Irregardless of all that, publishing is a fairly low-profit business and if they seem to be searching for a consistent pricing model, it's because their current one appears to be incapable of keeping them in business. There's been a growing trend in recent years of mainstream publishers selling off less popular lines to individual editors who can put together books on the kitchen table without the overhead of office space and etc. That's the only reason we still have science fiction magazines, and many of the smaller science fiction novel imprints are put together that way too.

Sad to say, people just don't read books anymore. Sigh...

Ole Phat Stu said...

The FIRST book in any edition costs a small fortune, sice the costs have to cover author(s), an editor, a proofreader, a typesetter, a cover artist, a publicist, etc.

The incremental cost of the subsequent books of an edition are peanuts. So the publisher sets the wholesale price depending on how many he thinks will be sold. The bookseller takes a 50% markup.

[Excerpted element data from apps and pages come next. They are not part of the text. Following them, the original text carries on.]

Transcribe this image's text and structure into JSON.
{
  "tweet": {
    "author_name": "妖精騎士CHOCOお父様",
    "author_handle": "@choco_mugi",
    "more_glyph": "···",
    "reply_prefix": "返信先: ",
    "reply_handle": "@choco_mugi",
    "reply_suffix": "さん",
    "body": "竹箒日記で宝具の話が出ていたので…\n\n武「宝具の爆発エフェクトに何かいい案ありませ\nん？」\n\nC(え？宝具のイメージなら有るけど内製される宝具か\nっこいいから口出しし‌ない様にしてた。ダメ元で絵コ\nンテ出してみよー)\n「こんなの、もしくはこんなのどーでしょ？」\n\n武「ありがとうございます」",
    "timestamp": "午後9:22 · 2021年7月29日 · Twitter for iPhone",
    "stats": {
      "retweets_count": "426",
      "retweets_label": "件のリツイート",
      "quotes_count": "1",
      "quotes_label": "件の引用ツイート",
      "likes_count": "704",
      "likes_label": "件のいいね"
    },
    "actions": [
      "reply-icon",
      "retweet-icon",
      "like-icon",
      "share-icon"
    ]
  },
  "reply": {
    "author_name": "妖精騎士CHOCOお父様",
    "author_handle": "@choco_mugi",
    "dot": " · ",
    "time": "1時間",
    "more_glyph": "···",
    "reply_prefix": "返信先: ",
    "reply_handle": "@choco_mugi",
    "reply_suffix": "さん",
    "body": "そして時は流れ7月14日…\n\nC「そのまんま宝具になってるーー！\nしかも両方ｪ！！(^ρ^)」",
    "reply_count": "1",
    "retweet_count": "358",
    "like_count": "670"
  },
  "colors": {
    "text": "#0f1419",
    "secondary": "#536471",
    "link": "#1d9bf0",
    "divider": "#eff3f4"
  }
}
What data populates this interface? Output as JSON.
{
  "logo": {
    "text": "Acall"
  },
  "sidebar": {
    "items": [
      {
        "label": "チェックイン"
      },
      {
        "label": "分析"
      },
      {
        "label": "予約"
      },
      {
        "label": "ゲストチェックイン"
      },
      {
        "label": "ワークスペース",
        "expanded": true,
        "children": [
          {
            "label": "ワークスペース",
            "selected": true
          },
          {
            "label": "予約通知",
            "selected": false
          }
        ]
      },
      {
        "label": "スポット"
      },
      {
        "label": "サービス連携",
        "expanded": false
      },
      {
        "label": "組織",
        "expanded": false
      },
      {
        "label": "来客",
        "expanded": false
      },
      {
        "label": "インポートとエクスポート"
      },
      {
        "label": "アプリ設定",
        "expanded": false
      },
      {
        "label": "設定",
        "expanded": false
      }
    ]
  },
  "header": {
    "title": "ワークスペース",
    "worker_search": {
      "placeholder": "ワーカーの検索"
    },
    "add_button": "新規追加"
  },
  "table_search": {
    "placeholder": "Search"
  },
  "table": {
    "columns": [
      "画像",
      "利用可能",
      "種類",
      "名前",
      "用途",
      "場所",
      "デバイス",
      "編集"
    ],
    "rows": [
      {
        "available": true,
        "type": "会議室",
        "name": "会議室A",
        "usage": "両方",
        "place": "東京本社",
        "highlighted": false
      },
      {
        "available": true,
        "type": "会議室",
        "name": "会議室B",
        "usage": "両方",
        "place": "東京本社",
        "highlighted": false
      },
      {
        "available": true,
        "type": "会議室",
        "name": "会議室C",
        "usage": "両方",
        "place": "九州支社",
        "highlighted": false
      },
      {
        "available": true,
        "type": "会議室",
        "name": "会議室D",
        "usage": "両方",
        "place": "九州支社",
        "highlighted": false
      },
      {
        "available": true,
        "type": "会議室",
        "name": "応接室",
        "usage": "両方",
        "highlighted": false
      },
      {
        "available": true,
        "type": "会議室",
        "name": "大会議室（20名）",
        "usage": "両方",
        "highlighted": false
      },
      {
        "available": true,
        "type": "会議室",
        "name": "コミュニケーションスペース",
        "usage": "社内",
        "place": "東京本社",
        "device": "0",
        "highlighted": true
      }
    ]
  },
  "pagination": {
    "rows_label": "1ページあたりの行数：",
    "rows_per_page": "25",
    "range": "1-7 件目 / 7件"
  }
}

For those of us who write textbooks, with a low number of sales, the resulting prices can be almost beyond students' means :-(

sdean7855 said...

Re: Barnes and Noble's motto: "You Can Always Get It For Less From Amazon
Amazon is cheaper because they have a lock on the book (DRM), on your possession of it (they can yank it back) and on you (their profile or everything you read and buy). B&N hardly at all: they use the non-DRM .epub non-proprietary format, commonly available direct from many epublishing sites and from authors themselves. You possess the files in your hot little hand (or drive or chip). It's worth the extra to be free of Big Brother Amazon.

BadTux said...

Sdean, B&N's books are indeed encrypted, ePub was designed by Adobe to have DRM. B&N's DRM is rather simplistic (all you need is the credit card number you bought the ebook with in order to decrypt it) but it's there -- try opening a book you downloaded in a DRM-free ePub reader like Calibre and it'll say "nuh-uh, no way." Well, unless you install a decrypt hack plug-in and give it your credit card numbers to decrypt the ePubs.

That said, I do prefer B&N's ebooks for another reason -- they look better than Amazon ebooks. That's because ePub is a more expressive publishing language than the .pdb format Amazon uses. Amazon's format dates back to the days of the Palm Pilot, which it was originally designed for. ePub was specifically designed to run on modern eBook readers.

Comrade Misfit said...

sdean, Amazon's "yank back" thing only works if you permit your Kindle to talk to Amazon. But if you use the cable that came with it to hook the Kindle to your computer, then you can download books to your Kindle and it's all one-way.

Even better if you DL it forst to your computer and then transfer it over.

Plus, if you never turn the Kindle out of "airplane mode", the batter life is a lot longer.

Mark Rossmore said...

We've had three BN Nook readers in our house. My wife still uses her Nook Tablet. While I no longer use my original Nook or Nook Color, on all my devices (smartphone, Win8.1 tablet, and Win7 laptop) I continue to use the Nook app. I'm already in the BN ecosystem, of course, but overall I like the Nook app's usability and flexibility much more. For instance, I can download .epub files off the web and it'll import them, no problem.

Comrade Misfit said...

Mark, I have a Kindle. I have a buttload of books on it from Project Gutenberg and other places that have public-domain works.